Although the average American may know very little about printed circuit boards, they would find it hard to live without them. PCBs are the workhorses of modern-day electronics. They are found inside of computers, printers, microwave ovens, cell phones, digital clocks, stereos, televisions, and more.
A PCB provides electrical connectivity using conductive tracks, pads, and other components that are etched from copper sheets. These components are laminated onto a non-conductive substrate. PCBs can be very simple and have just one copper layer. They can also be very complex, with capacitors, resistors, and other components on multiple, interconnected layers.
Printed circuit boards were not invented overnight. They are the product of many advances in electronics. Here’s a look at some of the milestones that have led to today’s high-functioning PCBs:
Electronic Circuit Making Equipment (ECME). This was a step in the right direction toward the printed circuit board. The technology could produce three radios per minute. Its inventor, John Sargrove, sprayed metal onto Bakelite plastic board.
Auto-assembly. This process came to consumer electronics in the 1950s thanks to the United States Army. Automated assembly changed the future of electronics circuits.
Point-to-point construction. Before printed circuits, we relied on point-to-point construction. This non-automated construction of electronics circuits used vacuum tubes and large sockets. The results were big, unwieldy circuits put together with screws and wire nuts. The contacts often corroded or became loose, and the circuits often failed. Because these circuits had to be assembled manually, they were more costly and more prone to wiring errors.
Through-hole technology. Printed circuit boards used to be dotted with holes to accommodate the wire leads that came from each electronic component. The leads were sent through the holes and soldered to the PCB trace. This changed due to the above-mentioned auto-assembly process. Through auto-assembly, the leads were inserted into an interconnection of copper foil and dip soldering. This process was the precursor to lamination and etching that is used today.
Surface mount technology (SMT). Through-hole technology is still used for making connections between multi-layer printed circuit boards. However, surface mount technology allows for more efficient component connections and, ultimately, smaller boards with greater functionality and lower production costs. Surface mount technology came into use in the 1980s.
Wave soldering. Clumsy, error-prone manual soldering was replaced by automatic soldering. Referred to as wave soldering, a printed circuit board passes over a wave of molten solder, and the components are automatically soldered.

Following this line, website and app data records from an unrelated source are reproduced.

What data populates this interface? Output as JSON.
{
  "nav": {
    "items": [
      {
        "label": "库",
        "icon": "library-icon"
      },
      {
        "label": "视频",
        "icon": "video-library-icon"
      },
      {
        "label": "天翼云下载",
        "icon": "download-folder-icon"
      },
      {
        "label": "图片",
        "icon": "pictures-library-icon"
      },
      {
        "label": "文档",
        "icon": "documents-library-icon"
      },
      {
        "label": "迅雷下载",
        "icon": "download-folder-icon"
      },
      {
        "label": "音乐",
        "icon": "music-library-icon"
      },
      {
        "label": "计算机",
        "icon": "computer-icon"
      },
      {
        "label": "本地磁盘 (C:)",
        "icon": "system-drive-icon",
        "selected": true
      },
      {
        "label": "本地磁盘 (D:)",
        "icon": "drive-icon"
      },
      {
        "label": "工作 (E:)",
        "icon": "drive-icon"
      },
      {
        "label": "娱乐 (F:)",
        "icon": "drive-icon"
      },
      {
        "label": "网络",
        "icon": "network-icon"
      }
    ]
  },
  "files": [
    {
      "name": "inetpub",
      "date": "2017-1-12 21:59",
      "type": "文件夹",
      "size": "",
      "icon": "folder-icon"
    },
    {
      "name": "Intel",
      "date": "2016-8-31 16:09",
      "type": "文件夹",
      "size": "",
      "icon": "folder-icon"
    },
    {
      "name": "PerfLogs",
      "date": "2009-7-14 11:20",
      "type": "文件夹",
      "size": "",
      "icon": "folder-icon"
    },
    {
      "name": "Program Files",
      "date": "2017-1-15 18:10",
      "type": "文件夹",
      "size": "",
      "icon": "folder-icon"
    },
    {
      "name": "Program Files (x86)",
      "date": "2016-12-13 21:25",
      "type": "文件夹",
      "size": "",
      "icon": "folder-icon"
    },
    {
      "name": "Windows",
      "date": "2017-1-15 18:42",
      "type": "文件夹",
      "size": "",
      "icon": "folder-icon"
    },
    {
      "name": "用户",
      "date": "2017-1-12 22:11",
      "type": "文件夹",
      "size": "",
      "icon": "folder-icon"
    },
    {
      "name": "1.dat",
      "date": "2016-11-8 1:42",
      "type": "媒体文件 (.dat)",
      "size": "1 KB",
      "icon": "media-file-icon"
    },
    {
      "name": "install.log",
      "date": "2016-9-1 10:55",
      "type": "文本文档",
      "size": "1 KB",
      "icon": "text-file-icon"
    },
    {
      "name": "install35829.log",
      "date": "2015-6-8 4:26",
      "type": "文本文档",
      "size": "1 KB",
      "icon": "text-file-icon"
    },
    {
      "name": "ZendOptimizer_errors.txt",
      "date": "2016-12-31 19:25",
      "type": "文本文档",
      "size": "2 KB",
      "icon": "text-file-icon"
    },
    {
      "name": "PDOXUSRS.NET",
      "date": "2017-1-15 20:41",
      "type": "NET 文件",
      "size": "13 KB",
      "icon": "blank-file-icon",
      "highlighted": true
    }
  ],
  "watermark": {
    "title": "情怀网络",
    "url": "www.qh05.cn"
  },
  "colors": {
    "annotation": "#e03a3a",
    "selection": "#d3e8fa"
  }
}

These are just a few of the advances that brought PCBs to where they are today. The future holds many exciting possibilities as printed circuit boards continue to evolve. As a sneak peek, think 3D-printing of PCBs and “green” printed circuit boards made of recyclable paper.